Donnie Brasco (1997)



Reviews and Comments

Donnie Brasco covers different territory from Martin Scorsese's Goodfellas, but it has the same kind of appeal. As in that film, we get a frank look at the Mafia and how it works. It doesn't paint as broad a picture as Goodfellas, but it does an arguably better job at laying out the rules of the game.

The story centers on two men, a mob guy (Al Pacino) and a fellow (Johnny Depp) he makes "a friend of his," a phrase that implies more than it seems to. The catch is that Depp's character is an undercover FBI agent.

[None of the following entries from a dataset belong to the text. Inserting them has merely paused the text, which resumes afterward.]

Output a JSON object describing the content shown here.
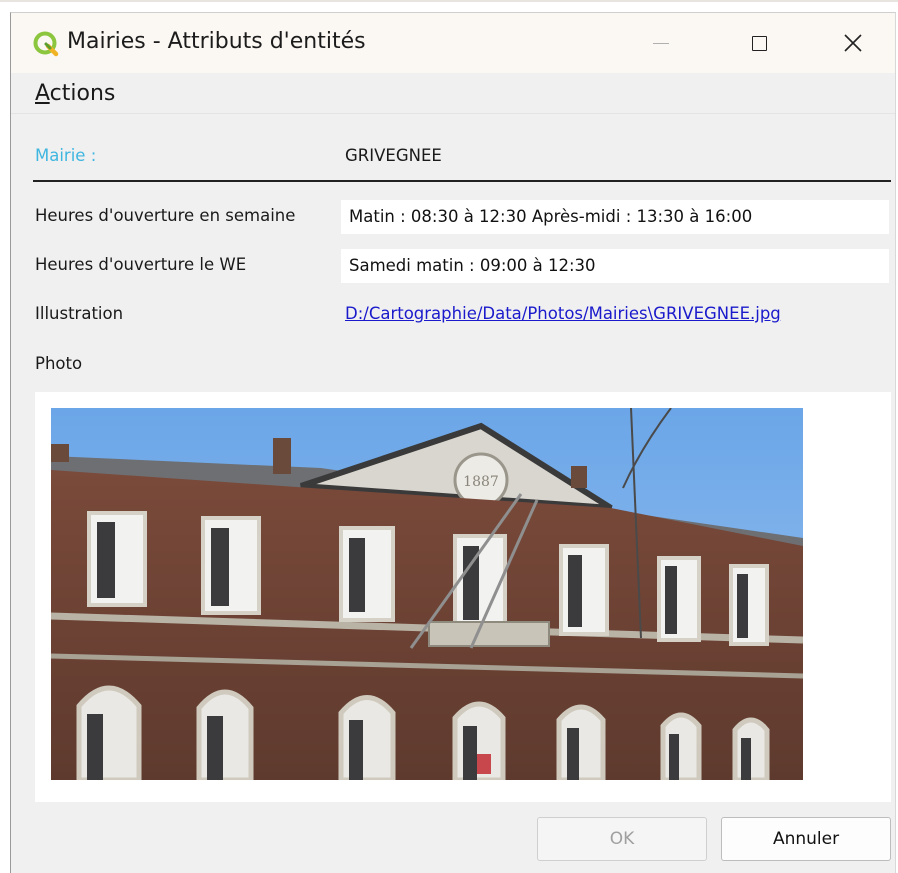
{
  "window": {
    "title": "Mairies - Attributs d'entités",
    "controls": {
      "minimize_icon": "minimize-icon",
      "maximize_icon": "maximize-icon",
      "close_icon": "close-icon"
    }
  },
  "menu": {
    "actions_mnemonic": "A",
    "actions_rest": "ctions"
  },
  "form": {
    "mairie": {
      "label": "Mairie :",
      "value": "GRIVEGNEE",
      "label_color": "#3fb6e0"
    },
    "semaine": {
      "label": "Heures d'ouverture en semaine",
      "value": "Matin : 08:30 à 12:30  Après-midi : 13:30 à 16:00"
    },
    "we": {
      "label": "Heures d'ouverture le WE",
      "value": "Samedi matin : 09:00 à 12:30"
    },
    "illustration": {
      "label": "Illustration",
      "value": "D:/Cartographie/Data/Photos/Mairies\\GRIVEGNEE.jpg",
      "link_color": "#1a1acc"
    },
    "photo": {
      "label": "Photo",
      "pediment_date": "1887"
    }
  },
  "buttons": {
    "ok": "OK",
    "cancel": "Annuler"
  }
}
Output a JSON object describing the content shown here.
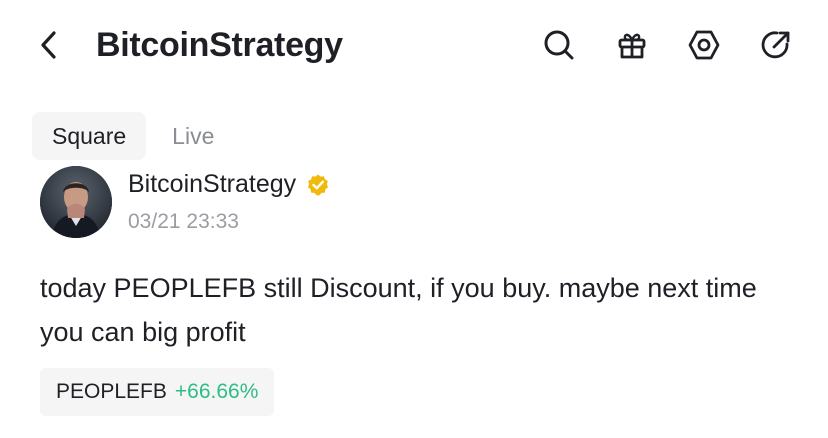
{
  "header": {
    "title": "BitcoinStrategy",
    "icons": [
      "back-icon",
      "search-icon",
      "gift-icon",
      "settings-icon",
      "share-icon"
    ]
  },
  "tabs": [
    {
      "label": "Square",
      "active": true
    },
    {
      "label": "Live",
      "active": false
    }
  ],
  "post": {
    "author": "BitcoinStrategy",
    "verified_icon": "verified-badge-icon",
    "timestamp": "03/21 23:33",
    "text": "today PEOPLEFB still Discount, if you buy. maybe next time you can big profit",
    "ticker": {
      "symbol": "PEOPLEFB",
      "change": "+66.66%"
    }
  },
  "colors": {
    "text": "#1e2026",
    "muted": "#9a9da3",
    "positive": "#2ebd85",
    "chip_bg": "#f5f5f5",
    "badge": "#f0b90b"
  }
}
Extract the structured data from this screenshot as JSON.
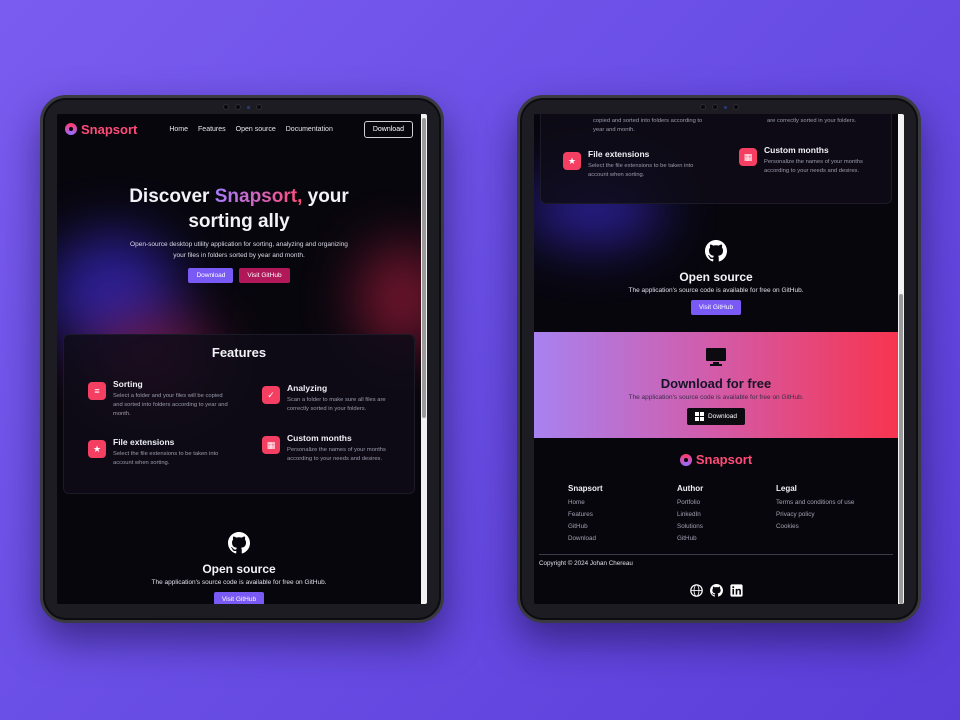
{
  "brand": {
    "name": "Snapsort"
  },
  "nav": {
    "links": [
      "Home",
      "Features",
      "Open source",
      "Documentation"
    ],
    "download_label": "Download"
  },
  "hero": {
    "title_before": "Discover ",
    "title_accent": "Snapsort,",
    "title_after": " your",
    "title_line2": "sorting ally",
    "subtitle": "Open-source desktop utility application for sorting, analyzing and organizing your files in folders sorted by year and month.",
    "download_label": "Download",
    "github_label": "Visit GitHub"
  },
  "features": {
    "title": "Features",
    "items": [
      {
        "icon": "sort-icon",
        "title": "Sorting",
        "desc": "Select a folder and your files will be copied and sorted into folders according to year and month."
      },
      {
        "icon": "folder-check-icon",
        "title": "Analyzing",
        "desc": "Scan a folder to make sure all files are correctly sorted in your folders."
      },
      {
        "icon": "file-star-icon",
        "title": "File extensions",
        "desc": "Select the file extensions to be taken into account when sorting."
      },
      {
        "icon": "calendar-icon",
        "title": "Custom months",
        "desc": "Personalize the names of your months according to your needs and desires."
      }
    ],
    "partial_desc_left": "copied and sorted into folders according to year and month.",
    "partial_desc_right": "are correctly sorted in your folders."
  },
  "open_source": {
    "title": "Open source",
    "subtitle": "The application's source code is available for free on GitHub.",
    "button": "Visit GitHub"
  },
  "download": {
    "title": "Download for free",
    "subtitle": "The application's source code is available for free on GitHub.",
    "button": "Download"
  },
  "footer": {
    "columns": [
      {
        "title": "Snapsort",
        "items": [
          "Home",
          "Features",
          "GitHub",
          "Download"
        ]
      },
      {
        "title": "Author",
        "items": [
          "Portfolio",
          "LinkedIn",
          "Solutions",
          "GitHub"
        ]
      },
      {
        "title": "Legal",
        "items": [
          "Terms and conditions of use",
          "Privacy policy",
          "Cookies"
        ]
      }
    ],
    "copyright": "Copyright © 2024 Johan Chereau"
  },
  "colors": {
    "accent_purple": "#7a5af5",
    "accent_pink": "#f43f62",
    "github_button": "#b0185a",
    "background": "#07060d"
  }
}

Early on, Pacino fears he is being called out to get whacked. It's always your best friend that does it, Pacino explains. Gradually, Pacino and Depp become best friends, and we think we know how the third act is going to pan out. But the movie is too intelligent to let itself fall unthinkingly into the predictable.

Al Pacino's performance is brilliant. Pacino is at home in these kinds of roles, but he never lets himself go on autopilot. For all the mobsters he's played, his work in Donnie Brasco is still something new. This is probably the most sympathetic mobster role he's had, and the last scene with him could scarcely be more poignant.

It's surprising, though, that a movie that gets the mob scenes so right manages to get a subplot involving Depp's family so wrong. His wife (Anne Heche) is gradually worn down by the strain of her husband being away for days, even weeks at a time doing work he can't tell her about. It becomes too much and threatens their marriage. Understandable, but none of these "home" scenes work. For a relationship to deteriorate, it cannot already be broken, yet it certainly appears to be. Why does Heche's character stick around? Her pain and resentment is not only understandable but seemingly justified, and her simultaneous love for her husband is unconvincing. Likewise, his treatment of her suggests that the important parts of their story happened before the movie started and resumed after it ended. Depp's performance is serviceable enough in the mob scenes, but the character is too inscrutable when he gets back home. What's going on in that head of his?

This is the only area where the film falters. The rest of it is inspired, with occasional forays into greatness. The movie has a thorough understanding of complex relationships and uses them to explore some complicated moral quandaries. It's easy for us to sit back in our couches and discern right from wrong, but if there is one thing this movie shows us, heavy emotional ties can make this decision -- and following through on it -- more than a little difficult.